The Texas Rice Festival is an annual harvest celebration held the first weekend of October. The festival was created in 1969 to honor rice farming, which is a major economic contribution in the region of Southeast Texas. It’s held in the Winnie-Stowell Park in Winnie, Texas. This time around to Texas celebrated its 47th annual Rice festival recently where there was something for everyone who attended the event. The host of activities comprised of beauty pageants, parades, rides, crafts shows, cooking classes and much more to create the carnival atmosphere. Moreover there was variety of local food for everyone to enjoy along with educational booths for kids to explore. Live music performances, horseshoe tournament, rice cooking contest and antique car show are some of the other activities that take place for the entertainment of the people attending the festival.
Visitors to the Rice Education Tent received recipe brochures, educational information, rice crispy treats, and colored pencils for kids, all provided by USA Rice. This annual event gives an opportunity for visitors to get information on rice and knowhow about rice farming which is a major crop of the region. Moreover the attendees also have the chance to spin the rice wheel to test their knowledge about U.S.-grown rice.

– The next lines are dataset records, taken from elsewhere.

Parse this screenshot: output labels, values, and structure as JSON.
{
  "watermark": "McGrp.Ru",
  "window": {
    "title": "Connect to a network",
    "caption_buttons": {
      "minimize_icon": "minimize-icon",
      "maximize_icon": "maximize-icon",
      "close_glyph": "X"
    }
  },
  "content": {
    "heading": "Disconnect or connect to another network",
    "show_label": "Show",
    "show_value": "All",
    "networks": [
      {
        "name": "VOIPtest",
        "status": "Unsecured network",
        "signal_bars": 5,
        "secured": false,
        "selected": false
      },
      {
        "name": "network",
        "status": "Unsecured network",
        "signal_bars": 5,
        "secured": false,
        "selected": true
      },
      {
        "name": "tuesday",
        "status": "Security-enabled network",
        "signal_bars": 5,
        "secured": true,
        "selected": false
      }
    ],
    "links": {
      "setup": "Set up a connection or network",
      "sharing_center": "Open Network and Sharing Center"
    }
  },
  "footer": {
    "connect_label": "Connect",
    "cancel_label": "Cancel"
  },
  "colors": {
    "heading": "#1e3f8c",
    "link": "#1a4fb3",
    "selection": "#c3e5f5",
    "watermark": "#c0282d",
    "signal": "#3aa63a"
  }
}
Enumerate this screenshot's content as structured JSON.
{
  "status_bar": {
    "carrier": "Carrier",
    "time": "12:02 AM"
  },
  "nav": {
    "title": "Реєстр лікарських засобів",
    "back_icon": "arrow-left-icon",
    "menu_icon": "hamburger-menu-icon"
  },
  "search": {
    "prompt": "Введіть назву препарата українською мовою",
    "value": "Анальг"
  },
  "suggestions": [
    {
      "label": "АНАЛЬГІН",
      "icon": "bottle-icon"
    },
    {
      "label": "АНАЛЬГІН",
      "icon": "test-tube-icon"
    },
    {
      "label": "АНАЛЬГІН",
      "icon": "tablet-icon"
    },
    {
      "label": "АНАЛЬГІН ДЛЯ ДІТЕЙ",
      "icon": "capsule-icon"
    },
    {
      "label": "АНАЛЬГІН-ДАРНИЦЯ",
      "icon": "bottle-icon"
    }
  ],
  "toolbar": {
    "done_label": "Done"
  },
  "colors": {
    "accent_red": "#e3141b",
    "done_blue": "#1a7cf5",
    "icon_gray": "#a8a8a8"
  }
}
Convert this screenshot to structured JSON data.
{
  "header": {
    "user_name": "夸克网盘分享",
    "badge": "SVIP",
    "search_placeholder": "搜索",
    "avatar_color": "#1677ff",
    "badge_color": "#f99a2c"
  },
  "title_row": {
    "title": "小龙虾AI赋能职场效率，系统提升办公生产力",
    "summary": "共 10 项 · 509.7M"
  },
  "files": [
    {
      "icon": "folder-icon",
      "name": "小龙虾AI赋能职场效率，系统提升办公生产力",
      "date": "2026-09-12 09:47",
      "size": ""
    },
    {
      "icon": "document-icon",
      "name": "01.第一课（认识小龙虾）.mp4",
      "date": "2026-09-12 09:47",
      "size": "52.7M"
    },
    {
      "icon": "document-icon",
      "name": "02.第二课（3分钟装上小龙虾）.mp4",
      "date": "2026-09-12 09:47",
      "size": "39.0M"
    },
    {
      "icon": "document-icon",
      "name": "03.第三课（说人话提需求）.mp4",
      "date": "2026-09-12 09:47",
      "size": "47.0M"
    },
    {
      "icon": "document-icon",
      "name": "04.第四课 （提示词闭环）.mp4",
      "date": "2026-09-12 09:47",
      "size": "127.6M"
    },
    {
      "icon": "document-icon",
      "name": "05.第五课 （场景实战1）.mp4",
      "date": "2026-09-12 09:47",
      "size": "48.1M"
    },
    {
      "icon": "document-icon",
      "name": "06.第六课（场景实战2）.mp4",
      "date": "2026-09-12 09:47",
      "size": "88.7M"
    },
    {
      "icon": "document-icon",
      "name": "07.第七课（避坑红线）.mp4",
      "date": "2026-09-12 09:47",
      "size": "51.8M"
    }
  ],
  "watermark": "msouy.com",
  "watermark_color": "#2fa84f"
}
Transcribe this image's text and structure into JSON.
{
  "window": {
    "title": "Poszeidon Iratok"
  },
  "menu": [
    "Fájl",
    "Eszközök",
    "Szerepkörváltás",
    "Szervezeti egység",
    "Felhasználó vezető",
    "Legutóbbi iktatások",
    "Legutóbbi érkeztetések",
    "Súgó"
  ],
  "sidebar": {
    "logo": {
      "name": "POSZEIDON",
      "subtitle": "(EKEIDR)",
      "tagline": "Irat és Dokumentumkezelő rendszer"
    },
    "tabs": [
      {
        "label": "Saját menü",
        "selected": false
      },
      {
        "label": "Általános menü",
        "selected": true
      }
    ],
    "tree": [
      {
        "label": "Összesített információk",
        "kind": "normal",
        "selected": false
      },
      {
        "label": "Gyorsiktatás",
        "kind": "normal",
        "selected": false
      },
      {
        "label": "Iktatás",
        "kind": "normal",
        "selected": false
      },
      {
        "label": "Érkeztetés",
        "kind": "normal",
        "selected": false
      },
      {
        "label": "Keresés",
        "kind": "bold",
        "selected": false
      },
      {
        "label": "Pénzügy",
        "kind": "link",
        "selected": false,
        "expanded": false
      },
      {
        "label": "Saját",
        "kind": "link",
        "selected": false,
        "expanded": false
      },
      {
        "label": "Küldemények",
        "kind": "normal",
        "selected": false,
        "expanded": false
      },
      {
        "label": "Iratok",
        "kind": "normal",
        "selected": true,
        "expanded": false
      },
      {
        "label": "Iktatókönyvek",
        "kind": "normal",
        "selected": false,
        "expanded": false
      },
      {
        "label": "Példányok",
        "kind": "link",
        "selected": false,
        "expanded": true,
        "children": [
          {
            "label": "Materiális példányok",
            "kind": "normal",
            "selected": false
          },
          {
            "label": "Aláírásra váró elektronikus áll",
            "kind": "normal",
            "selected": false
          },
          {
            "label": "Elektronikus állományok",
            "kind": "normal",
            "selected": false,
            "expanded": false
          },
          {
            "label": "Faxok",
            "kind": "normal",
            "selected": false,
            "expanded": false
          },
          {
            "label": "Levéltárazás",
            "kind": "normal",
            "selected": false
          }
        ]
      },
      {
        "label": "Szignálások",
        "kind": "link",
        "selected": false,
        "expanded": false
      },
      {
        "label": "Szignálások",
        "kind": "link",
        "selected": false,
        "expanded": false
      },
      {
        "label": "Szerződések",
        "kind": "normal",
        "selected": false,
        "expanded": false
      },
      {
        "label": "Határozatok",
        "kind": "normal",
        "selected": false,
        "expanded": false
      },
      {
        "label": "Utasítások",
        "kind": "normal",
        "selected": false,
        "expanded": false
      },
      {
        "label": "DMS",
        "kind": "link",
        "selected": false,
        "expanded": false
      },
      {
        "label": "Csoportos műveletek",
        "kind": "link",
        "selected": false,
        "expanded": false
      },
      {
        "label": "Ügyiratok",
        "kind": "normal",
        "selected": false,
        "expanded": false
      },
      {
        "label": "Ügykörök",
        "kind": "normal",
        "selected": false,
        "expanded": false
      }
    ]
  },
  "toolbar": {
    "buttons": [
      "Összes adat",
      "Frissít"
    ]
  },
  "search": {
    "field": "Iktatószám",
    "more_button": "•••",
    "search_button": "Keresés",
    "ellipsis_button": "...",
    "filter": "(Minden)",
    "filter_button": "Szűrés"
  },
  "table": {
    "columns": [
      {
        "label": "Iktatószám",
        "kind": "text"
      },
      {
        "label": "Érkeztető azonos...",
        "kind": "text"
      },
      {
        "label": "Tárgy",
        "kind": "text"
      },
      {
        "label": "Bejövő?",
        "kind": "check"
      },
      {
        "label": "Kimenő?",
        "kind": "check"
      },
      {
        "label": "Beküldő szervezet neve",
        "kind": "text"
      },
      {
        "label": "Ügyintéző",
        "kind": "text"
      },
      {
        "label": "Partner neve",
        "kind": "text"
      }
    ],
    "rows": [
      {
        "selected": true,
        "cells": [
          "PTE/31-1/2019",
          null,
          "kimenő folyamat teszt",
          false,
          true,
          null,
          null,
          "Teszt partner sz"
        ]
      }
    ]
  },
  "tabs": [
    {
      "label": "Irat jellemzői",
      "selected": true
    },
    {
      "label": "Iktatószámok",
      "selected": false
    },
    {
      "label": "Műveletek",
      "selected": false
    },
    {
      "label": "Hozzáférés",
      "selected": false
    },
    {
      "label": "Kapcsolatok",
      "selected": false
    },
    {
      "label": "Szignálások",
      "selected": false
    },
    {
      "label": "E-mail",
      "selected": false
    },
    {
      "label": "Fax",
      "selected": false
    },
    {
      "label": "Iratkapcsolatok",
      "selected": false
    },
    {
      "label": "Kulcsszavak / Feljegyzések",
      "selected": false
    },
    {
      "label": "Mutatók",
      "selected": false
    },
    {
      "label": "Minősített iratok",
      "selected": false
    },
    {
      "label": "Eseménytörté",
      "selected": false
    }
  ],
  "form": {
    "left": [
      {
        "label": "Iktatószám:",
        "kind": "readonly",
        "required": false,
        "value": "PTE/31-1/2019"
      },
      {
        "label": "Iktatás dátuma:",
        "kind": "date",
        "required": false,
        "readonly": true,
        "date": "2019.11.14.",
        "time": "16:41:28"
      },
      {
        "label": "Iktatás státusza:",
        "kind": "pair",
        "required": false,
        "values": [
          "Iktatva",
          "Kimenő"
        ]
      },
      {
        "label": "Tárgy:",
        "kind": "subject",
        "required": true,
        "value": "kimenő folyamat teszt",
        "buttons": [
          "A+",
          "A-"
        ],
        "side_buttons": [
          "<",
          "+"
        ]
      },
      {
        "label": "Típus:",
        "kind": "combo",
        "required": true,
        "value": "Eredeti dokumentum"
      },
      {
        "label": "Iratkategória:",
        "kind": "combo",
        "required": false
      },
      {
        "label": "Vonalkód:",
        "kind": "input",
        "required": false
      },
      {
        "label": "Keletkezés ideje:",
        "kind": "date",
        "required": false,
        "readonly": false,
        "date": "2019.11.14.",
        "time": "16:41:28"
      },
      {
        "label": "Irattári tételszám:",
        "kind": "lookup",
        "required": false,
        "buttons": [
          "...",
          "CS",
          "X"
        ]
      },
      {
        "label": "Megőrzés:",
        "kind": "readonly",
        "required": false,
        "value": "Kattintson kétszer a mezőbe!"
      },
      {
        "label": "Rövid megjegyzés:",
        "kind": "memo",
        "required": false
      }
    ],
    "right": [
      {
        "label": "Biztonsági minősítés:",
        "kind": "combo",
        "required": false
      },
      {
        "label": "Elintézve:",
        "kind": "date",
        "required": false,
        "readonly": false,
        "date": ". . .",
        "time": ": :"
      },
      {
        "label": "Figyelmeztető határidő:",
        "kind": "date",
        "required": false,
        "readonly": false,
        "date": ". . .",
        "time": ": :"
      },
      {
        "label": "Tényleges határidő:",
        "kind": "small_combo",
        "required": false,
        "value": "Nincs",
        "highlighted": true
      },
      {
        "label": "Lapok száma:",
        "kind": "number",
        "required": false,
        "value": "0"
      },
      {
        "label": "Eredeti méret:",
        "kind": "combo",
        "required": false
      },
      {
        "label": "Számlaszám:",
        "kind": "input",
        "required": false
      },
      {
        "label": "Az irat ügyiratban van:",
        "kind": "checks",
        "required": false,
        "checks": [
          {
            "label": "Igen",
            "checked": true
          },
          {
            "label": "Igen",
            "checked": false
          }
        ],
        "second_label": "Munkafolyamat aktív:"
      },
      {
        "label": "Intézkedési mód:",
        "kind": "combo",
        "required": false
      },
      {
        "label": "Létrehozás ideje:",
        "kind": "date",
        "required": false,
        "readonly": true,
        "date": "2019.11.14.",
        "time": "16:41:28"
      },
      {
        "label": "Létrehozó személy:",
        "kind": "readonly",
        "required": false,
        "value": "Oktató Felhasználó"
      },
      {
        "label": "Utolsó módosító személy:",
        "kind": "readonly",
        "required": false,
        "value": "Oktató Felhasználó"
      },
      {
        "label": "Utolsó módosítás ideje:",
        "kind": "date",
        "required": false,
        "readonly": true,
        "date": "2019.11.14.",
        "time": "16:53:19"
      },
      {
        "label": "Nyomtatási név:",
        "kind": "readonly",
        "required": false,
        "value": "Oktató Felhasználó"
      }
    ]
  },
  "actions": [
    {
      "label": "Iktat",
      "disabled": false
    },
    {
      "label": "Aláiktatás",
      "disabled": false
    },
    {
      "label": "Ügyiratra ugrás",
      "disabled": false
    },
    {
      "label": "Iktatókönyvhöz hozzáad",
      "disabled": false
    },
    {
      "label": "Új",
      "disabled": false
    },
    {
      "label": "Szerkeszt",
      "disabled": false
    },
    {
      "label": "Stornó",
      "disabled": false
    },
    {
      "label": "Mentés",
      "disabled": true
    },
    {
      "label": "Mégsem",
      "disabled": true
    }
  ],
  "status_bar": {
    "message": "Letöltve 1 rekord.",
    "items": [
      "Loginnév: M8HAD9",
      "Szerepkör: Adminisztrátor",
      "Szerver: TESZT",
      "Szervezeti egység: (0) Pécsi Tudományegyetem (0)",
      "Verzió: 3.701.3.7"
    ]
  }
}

“My great-grandfather, grandfather, and father were all rice farmers, and my husband, Charlie, and our son, Will, are still farming rice today,” said Karen Reneau, Texas Rice Festival volunteer stationed at the Rice Education Tent. “I’m a retired teacher and elementary school principal, so education is a passion of mine, and the rice festival gives me the opportunity to teach people of all ages about the locally-grown rice – another passion of mine.” Since her retirement as an educator, Reneau had been helping out on the farm – driving tractors, working at the rice dryers, and in the crawfish fields. “I guess I’m not retired after all, but I don’t really look at the farming work as a job, because I get to work with my family each day,” added Karen.
The festival was created in 1969 to honor rice farming, a major economic contributor to the economy of southeast Texas.